Design/methodology/approach – A value approach was applied to develop a model of retrofit activities. A Europe wide stakeholder engagement, consisting of over 50 face-to-face interviews with key informants with energy efficiency retrofit (EER) knowledge and expertise, informed analyses on flows of both tangible and intangible value for commercial EER projects.
Findings – Given the need to expand the EER marketplace, the sustainability of EER processes is as important as the sustainability of EER project outcomes. Understanding value creation in retrofit processes is crucial to successfully harnessing the available energy savings potential from the built environment.
Practical implications – The increasing importance of externalities, such as carbon, means that previously unaccounted for costs are now being considered in business models. For EER projects, the challenge is to respond to this new business environment, while maintaining adequate value for stakeholders. For commercial property developers, this means a growing impetus to understand the value propositions of other EER stakeholders.
Originality/value – The evaluation of value creation across business relationships such as those of the construction industry has not been conducted in a systematic manner to date. This paper provides a novel application of value analysis. Interrogating materials and monetary flows, value interactions between stakeholders and stakeholder perception of value are vital in fostering the long-term capacity of the EER sector.
Optimization of Construction Supply Chains for Greenhouse Gas Reduction
Dunphy NP, Morrissey JE (2015) Optimization of Construction Supply Chains for Greenhouse Gas Reduction In: Sabri, E (ed), Optimization of Supply Chain Management in Contemporary Organizations. pp. 280-310. Hershey: IGI Global. doi: 10.4018/978-1-4666-8228-3.ch011

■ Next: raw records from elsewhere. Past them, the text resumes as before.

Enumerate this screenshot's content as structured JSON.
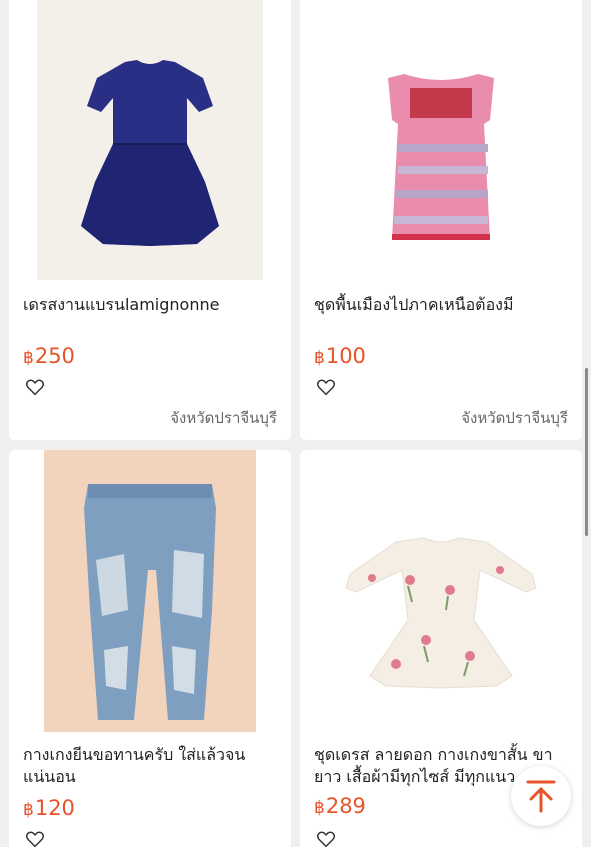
{
  "currency_symbol": "฿",
  "accent_color": "#e8532a",
  "products": [
    {
      "title": "เดรสงานแบรนlamignonne",
      "price": "250",
      "location": "จังหวัดปราจีนบุรี",
      "image": "navy-dress"
    },
    {
      "title": "ชุดพื้นเมืองไปภาคเหนือต้องมี",
      "price": "100",
      "location": "จังหวัดปราจีนบุรี",
      "image": "pink-tribal-dress"
    },
    {
      "title": "กางเกงยีนขอทานครับ ใส่แล้วจนแน่นอน",
      "price": "120",
      "image": "ripped-jeans"
    },
    {
      "title": "ชุดเดรส ลายดอก กางเกงขาสั้น ขายาว เสื้อผ้ามีทุกไซส์ มีทุกแนว",
      "price": "289",
      "image": "floral-dress"
    }
  ],
  "icons": {
    "favorite": "heart-outline-icon",
    "back_to_top": "arrow-up-to-top-icon"
  }
}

Abstract: There is an increasing number of regulatory and public policy initiatives aimed at improving building energy efficiency, recognizing the importance of the built environment to achieve lower energy-related emissions. However, these efforts have generally focused on the building scale. A comprehensive reduction of carbon emissions from construction requires a wider focus, considering the building as well as the lifecycle of materials and their supply chains. There is a need for robust analysis of the Greenhouse Gas (GHG) implications of construction supply chains and to optimize supply chains configurations so as to minimize GHG emissions across multiple organizations. This chapter provides a rigorous means of assessing the dynamic and complex supply chains of construction to obtain optimal and sustainable levels of GHG reductions in a whole-of-chain approach. Outcomes represent critical new knowledge, enabling deeper understanding as well as enhanced capacity to maximize energy savings from the built environment.
Building energy efficiency: a value approach for modelling retrofit materials supply chains

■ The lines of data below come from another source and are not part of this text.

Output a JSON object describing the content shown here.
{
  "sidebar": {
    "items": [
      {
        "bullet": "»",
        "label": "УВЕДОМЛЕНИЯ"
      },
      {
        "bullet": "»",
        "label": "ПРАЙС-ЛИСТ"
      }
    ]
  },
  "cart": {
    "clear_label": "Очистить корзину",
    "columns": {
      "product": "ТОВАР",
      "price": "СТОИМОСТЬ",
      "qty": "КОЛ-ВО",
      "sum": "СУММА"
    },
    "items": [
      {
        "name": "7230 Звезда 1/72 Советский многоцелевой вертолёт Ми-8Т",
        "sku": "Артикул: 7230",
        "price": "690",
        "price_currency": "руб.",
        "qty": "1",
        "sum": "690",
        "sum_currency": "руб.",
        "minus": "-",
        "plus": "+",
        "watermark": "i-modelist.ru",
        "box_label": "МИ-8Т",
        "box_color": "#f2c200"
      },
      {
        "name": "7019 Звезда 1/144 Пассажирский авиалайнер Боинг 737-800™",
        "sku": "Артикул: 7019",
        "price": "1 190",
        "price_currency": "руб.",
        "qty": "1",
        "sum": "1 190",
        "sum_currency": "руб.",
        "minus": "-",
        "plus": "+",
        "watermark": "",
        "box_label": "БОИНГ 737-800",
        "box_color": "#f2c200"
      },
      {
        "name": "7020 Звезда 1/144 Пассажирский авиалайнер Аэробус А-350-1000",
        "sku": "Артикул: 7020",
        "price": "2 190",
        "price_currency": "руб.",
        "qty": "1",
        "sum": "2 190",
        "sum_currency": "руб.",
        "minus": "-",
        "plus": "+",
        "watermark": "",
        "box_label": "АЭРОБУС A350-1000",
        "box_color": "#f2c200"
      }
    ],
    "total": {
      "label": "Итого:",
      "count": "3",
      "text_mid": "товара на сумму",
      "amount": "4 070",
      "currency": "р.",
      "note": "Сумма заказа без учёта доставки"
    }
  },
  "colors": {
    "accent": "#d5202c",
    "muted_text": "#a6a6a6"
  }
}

Dunphy NP, Morrissey JE, MacSweeney RD (2013) Building energy efficiency: a value approach for modelling retrofit materials supply chains In: Méndez-Vilas, A (Ed) Materials and processes for energy: communicating current research and technological developments. pp. 649-657. Badajoz, Spain: Formatex Research Center.
Abstract: Energy Efficiency Retrofit (EER) forms a critical component of strategies to reduce energy demand and is increasingly a source of investment and added economic value. While there is a growing body of literature on the technical aspects of EER, research to date has typically focused on the project or component level, to the detriment of system-wide studies. Understanding the materials and monetary flows within supply chains and the value interactions between stakeholders is vital in optimising the long-term capacity of the sector, and increasing the uptake of EER solutions. This chapter forwards a value approach to modelling retrofit activities, providing an analysis of typical EER materials in construction project supply chains. The reported research demonstrates a novel application of value analysis in the construction industry.